Jun. 19, 2020 - I was in awe of all the many wonderful volunteers from the American Foundation for Suicide Prevention whom I met while attending my first Chapter Leadership Conference — an annual event in which volunteers and staff from the American Foundation for Suicide Prevention come together for three days to share successes and learn how we will all work to meet our mission of saving lives and bringing hope to those affected by suicide. Learning about all of the impactful events taking place year-round was inspiring, and highly motivated me to create an impact in my own community.
I am a mother of two young boys, a wife, and have my master’s degree in social work. During my time as a graduate student, I was a research assistant for youth studies. Research has always been of particular interest to me, whether it be behavioral sciences or medicinal findings — even something as mundane as researching the best steam mop to clean up my home. Upon learning about AFSP’s Research Connection program, in which suicide prevention researchers come to speak about their studies to general, lay audiences in one’s local community, it seemed fitting for me to host an event, and help to highlight the importance of suicide prevention research here at home.

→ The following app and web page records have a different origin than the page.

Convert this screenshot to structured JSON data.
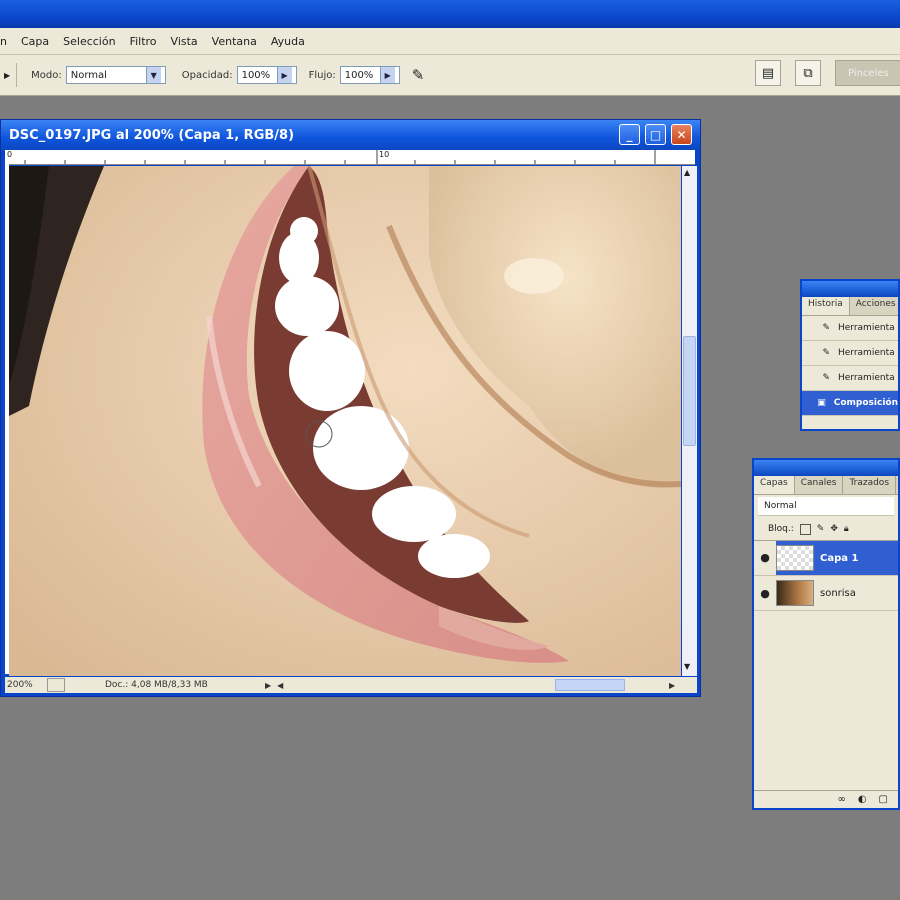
{
  "menu": {
    "items": [
      "n",
      "Capa",
      "Selección",
      "Filtro",
      "Vista",
      "Ventana",
      "Ayuda"
    ]
  },
  "options": {
    "mode_label": "Modo:",
    "mode_value": "Normal",
    "opacity_label": "Opacidad:",
    "opacity_value": "100%",
    "flow_label": "Flujo:",
    "flow_value": "100%",
    "right_button_label": "Pinceles"
  },
  "document": {
    "title": "DSC_0197.JPG al 200% (Capa 1, RGB/8)",
    "zoom_status": "200%",
    "doc_status": "Doc.: 4,08 MB/8,33 MB",
    "ruler_labels": [
      "0",
      "10"
    ]
  },
  "history_panel": {
    "tabs": [
      "Historia",
      "Acciones"
    ],
    "rows": [
      "Herramienta",
      "Herramienta",
      "Herramienta",
      "Composición"
    ]
  },
  "layers_panel": {
    "tabs": [
      "Capas",
      "Canales",
      "Trazados"
    ],
    "blend_mode": "Normal",
    "lock_label": "Bloq.:",
    "layers": [
      "Capa 1",
      "sonrisa"
    ]
  },
  "colors": {
    "titlebar_blue": "#0a45c9",
    "selection_blue": "#2f5fd0",
    "chrome": "#ece9d8",
    "workspace": "#7d7d7d"
  }
}
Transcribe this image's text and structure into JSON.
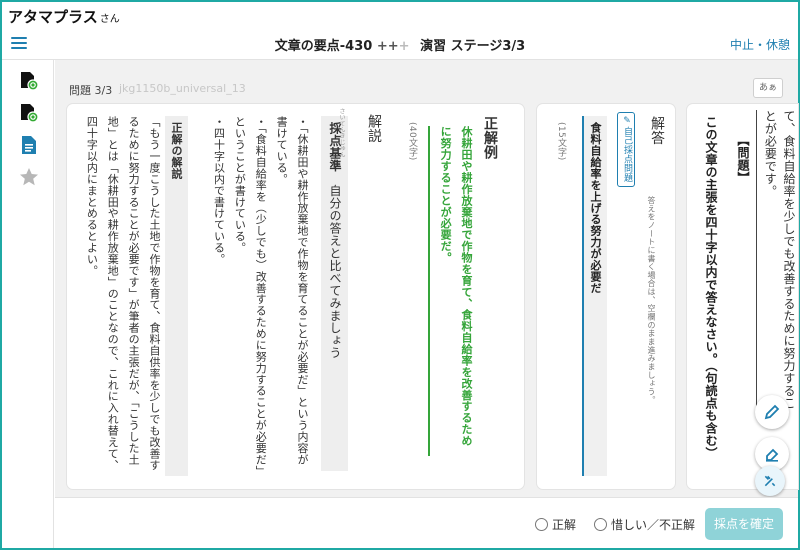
{
  "brand": {
    "name": "アタマプラス",
    "suffix": "さん"
  },
  "header": {
    "title": "文章の要点-430",
    "plus_active": "++",
    "plus_dim": "+",
    "stage": "演習 ステージ3/3",
    "pause_label": "中止・休憩"
  },
  "question": {
    "label": "問題 3/3",
    "id": "jkg1150b_universal_13",
    "font_toggle": "あぁ"
  },
  "explanation": {
    "heading": "正解例",
    "correct_answer": "休耕田や耕作放棄地で作物を育て、食料自給率を改善するために努力することが必要だ。",
    "char_count": "(40文字)",
    "kaisetsu_heading": "解説",
    "criteria_ruby": "さいてんきじゅん",
    "criteria_label": "採点基準",
    "criteria_text": "自分の答えと比べてみましょう",
    "criteria_ruby2": "くら",
    "criteria_items": [
      "・「休耕田や耕作放棄地で作物を育てることが必要だ」という内容が書けている。",
      "・「食料自給率を（少しでも）改善するために努力することが必要だ」ということが書けている。",
      "・四十字以内で書けている。"
    ],
    "correct_reason_label": "正解の解説",
    "correct_reason_text": "「もう一度こうした土地で作物を育て、食料自供率を少しでも改善するために努力することが必要です」が筆者の主張だが、「こうした土地」とは「休耕田や耕作放棄地」のことなので、これに入れ替えて、四十字以内にまとめるとよい。"
  },
  "answer_card": {
    "heading": "解答",
    "badge": "自己採点問題",
    "note": "答えをノートに書く場合は、空欄のまま進みましょう。",
    "user_answer": "食料自給率を上げる努力が必要だ",
    "char_count": "(15文字)"
  },
  "problem_card": {
    "label": "【問題】",
    "prompt": "この文章の主張を四十字以内で答えなさい。（句読点も含む）",
    "passage": "て、食料自給率を少しでも改善するために努力することが必要です。"
  },
  "footer": {
    "radio_correct": "正解",
    "radio_partial": "惜しい／不正解",
    "submit_label": "採点を確定"
  },
  "colors": {
    "accent": "#1fa9a4",
    "correct_green": "#35a53a",
    "link_blue": "#1f7fb0"
  },
  "icons": {
    "side": [
      "book-check-icon",
      "book-check-icon",
      "document-icon",
      "star-icon"
    ],
    "tools": [
      "pencil-icon",
      "eraser-icon",
      "tools-icon"
    ]
  }
}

I began planning over the next month. Working hand-in-hand with chapter board members and AFSP’s research department, we received approval to hold the event in the Rio Grande Valley, instead of the closer city of San Antonio, as doing so would bring the event to an underserved area of Texas.
In this particular area of the state, the population faces disparities in physical and mental health care in a largely growing area, due to its proximity with the border. The U.S. Census Bureau in 2018 estimated that, in comparison to the rest of the state of Texas, the Rio Grande Valley had the highest levels of poverty.
Additionally, our community is located in an area which has multiple detention centers for unaccompanied minors, who may themselves be struggling with their mental health or having thoughts of suicide. Along with a major influx of detainees, there is sadly a lack of resources and training designed to help these individuals with these concerns. Bringing knowledge and research to our health professionals can help lead to more sympathetic care and treatment options for those at-risk.
We also had a strong desire to bring an AFSP event to the local area in order to demonstrate to our community patrons – many of whom have attended, donated and participated in our local Out of the Darkness™ Community Walk – that their time and fundraising efforts can go a long way at the local level. It made sense to hold the event in the same city and proximity to where the walk has been held annually for the past seven years.
After identifying the location, the next step was finding a researcher local to the area. We worked with AFSP Vice President of Research, Dr. Jill Harkavy-Friedman, and determined that Dr. Ramiro Salas, Associate Professor of Psychiatry Research at Baylor College of Medicine, would be our featured researcher. Dr. Salas’ research on “Understanding the Brain and Genetics in Suicide” was a topic I felt would generate high interest from many in our area.
Once we confirmed with Dr. Salas, I began efforts to partner with my area’s largest university, through a connection I had with the university’s Counseling Center director, Dr. Albert. Directly partnering with the university helped encourage student attendance and ensured a proper, accessible location. As professors were notified of the event, they encouraged their students to attend, with some even offering attendance as an extra credit to their students. Due to popular demand and interest at other campus locations, the university set up a live stream with two different additional campuses, each close to an hour away.
Attendees were truly engaged during the event. Dr. Salas helped in keeping the presentation relevant, with a great sense of humor, and his charisma and passion for the topic of suicide prevention was contagious. His research was mind-blowing; even when talking about scientific specifics, Dr. Salas made it so we all could understand the big picture.
The idea that genetics can play a major role in our behavior goes a long way towards understanding why there are individuals who decide to take their life or have thoughts of suicide. For me, learning from Dr. Salas’ research helped me in processing my own grief in losing my mom, and furthered my understanding of suicide risk factors that may not be immediately apparent.
Dr. Salas studies suicide by looking at images of the brain and finding areas that are different between people who have had suicidal ideation or made a suicide attempt, and those who have not. He combines this with genetic information. Imagine if a brain scan and genetic test could let someone know they are at increased risk for suicide and therefore they can have regular mental health and well-being check-ins, monitor their risk, and intervene quickly should the risk of suicide increase. This is what is recommended for heart disease, cancer and other health conditions; like other health conditions, most people may never experience the condition or have milder forms, perhaps in part because of their self-care.
As I reflect upon the success of bringing this program to our community in Texas, I think of how we can present an even more engaging topic for the next Research Connection event we host. We learned through student feedback that, if we were to repeat the event at this university, they have a desire to go on to learn about a topic even more specific to their own demographic, such as research in minority populations and suicide, or research into depression and stress in college students.
I had the pleasure of hosting this Research Connection and hope to do so again in the future, bringing a greater understanding of suicide prevention research to my local community, and educating us all on the #Science2StopSuicide.
Check in with your local chapter or walk site to see if they will be hosting an AFSP Research Connection program in your community, click here.